For anyone interested in exploring the limits of citizen journalistic enterprise, and the economics of investigative reporting, there’s interesting news about whistle-blowing site, Wikileaks.
Wikileaks is planning to drop the wiki model entirely. In the future, it plans to pre-release selected documents to investigative journalists, then publish them once a story appears. That gives the favored reporters time to analyze and verify documents without fear of being scooped.
[Julian] Assange is even toying with the idea of making his site a subscription service that pre-releases secret documents to paying reporters. The reporters would have the option of writing about a given leak, or passing on it and getting another, if the reporter doesn’t find it useful.
The change is partly due to economics, he says. Academics and journalists are among the few who have time to spend poring over documents.

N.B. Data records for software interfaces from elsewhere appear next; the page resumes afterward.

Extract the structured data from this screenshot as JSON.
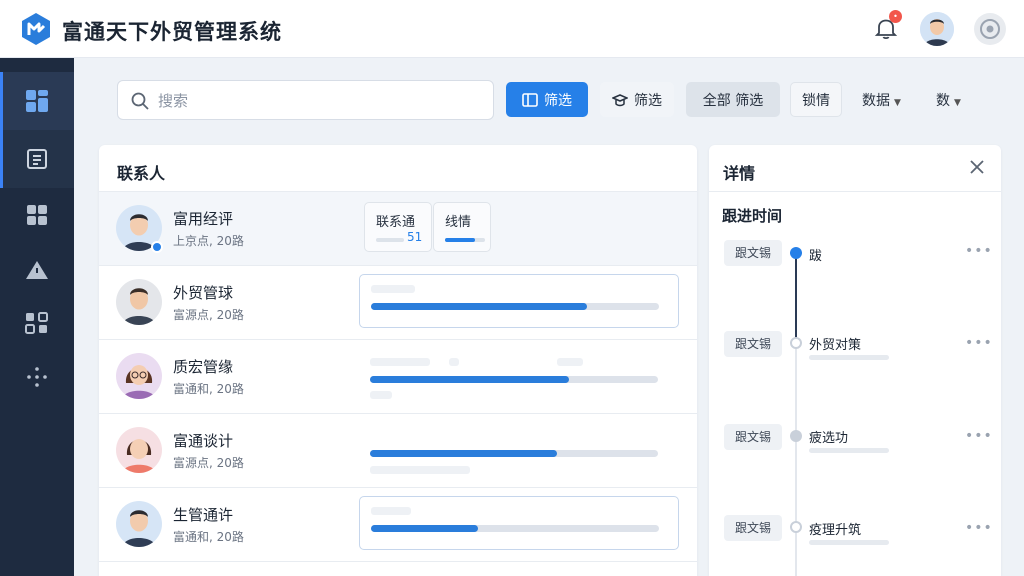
{
  "header": {
    "title": "富通天下外贸管理系统",
    "notification_count": "•"
  },
  "sidebar": {
    "items": [
      {
        "icon": "dashboard-icon"
      },
      {
        "icon": "document-icon"
      },
      {
        "icon": "apps-grid-icon"
      },
      {
        "icon": "alert-icon"
      },
      {
        "icon": "network-icon"
      },
      {
        "icon": "more-dots-icon"
      }
    ]
  },
  "toolbar": {
    "search_placeholder": "搜索",
    "filter_primary": "筛选",
    "filter_secondary": "筛选",
    "filter_all": "全部  筛选",
    "details_btn": "锁情",
    "dropdown_1": "数据",
    "dropdown_2": "数"
  },
  "contacts": {
    "title": "联系人",
    "rows": [
      {
        "name": "富用经评",
        "sub": "上京点, 20路",
        "mini_cards": [
          {
            "label": "联系通",
            "num": "51",
            "fill": 0.2
          },
          {
            "label": "线情",
            "fill": 0.75
          }
        ]
      },
      {
        "name": "外贸管球",
        "sub": "富源点, 20路",
        "progress": 0.75
      },
      {
        "name": "质宏管缘",
        "sub": "富通和, 20路",
        "progress": 0.69
      },
      {
        "name": "富通谈计",
        "sub": "富源点, 20路",
        "progress": 0.65
      },
      {
        "name": "生管通许",
        "sub": "富通和, 20路",
        "progress": 0.37
      }
    ]
  },
  "detail": {
    "title": "详情",
    "section": "跟进时间",
    "timeline": [
      {
        "tag": "跟文锡",
        "text": "跋",
        "state": "active"
      },
      {
        "tag": "跟文锡",
        "text": "外贸对策",
        "state": "open"
      },
      {
        "tag": "跟文锡",
        "text": "疲选功",
        "state": "gray"
      },
      {
        "tag": "跟文锡",
        "text": "疫理升筑",
        "state": "open"
      }
    ],
    "more": "•••"
  },
  "colors": {
    "primary": "#2680e8",
    "sidebar": "#1e2b40",
    "background": "#eef2f7"
  }
}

It’s also partly because people online seem more inclined to comment on something that’s already been analyzed, than analyze it themselves, says Assange. [Wired]
It reinforces David Leigh’s point made during the Guardian’s session on citizen journalism at its Future of Journalism series:
“No citizen journalist or wise crowd is going to see the process of political decisions and take a photo.”
Leigh added that he was excited by the possibilities opened by technology but he had been disappointed by some of the results so far. For example, Wikileaks, a site for whistleblowers to securely leak documents, sounded great in principle but “didn’t work.”
Leigh said the problem was that documents would be uploaded to the site but no one knew what they meant because there was no context or analysis. In another example, he put a call out for people to help with an international investigation and all he got back were “some nutters and spam.”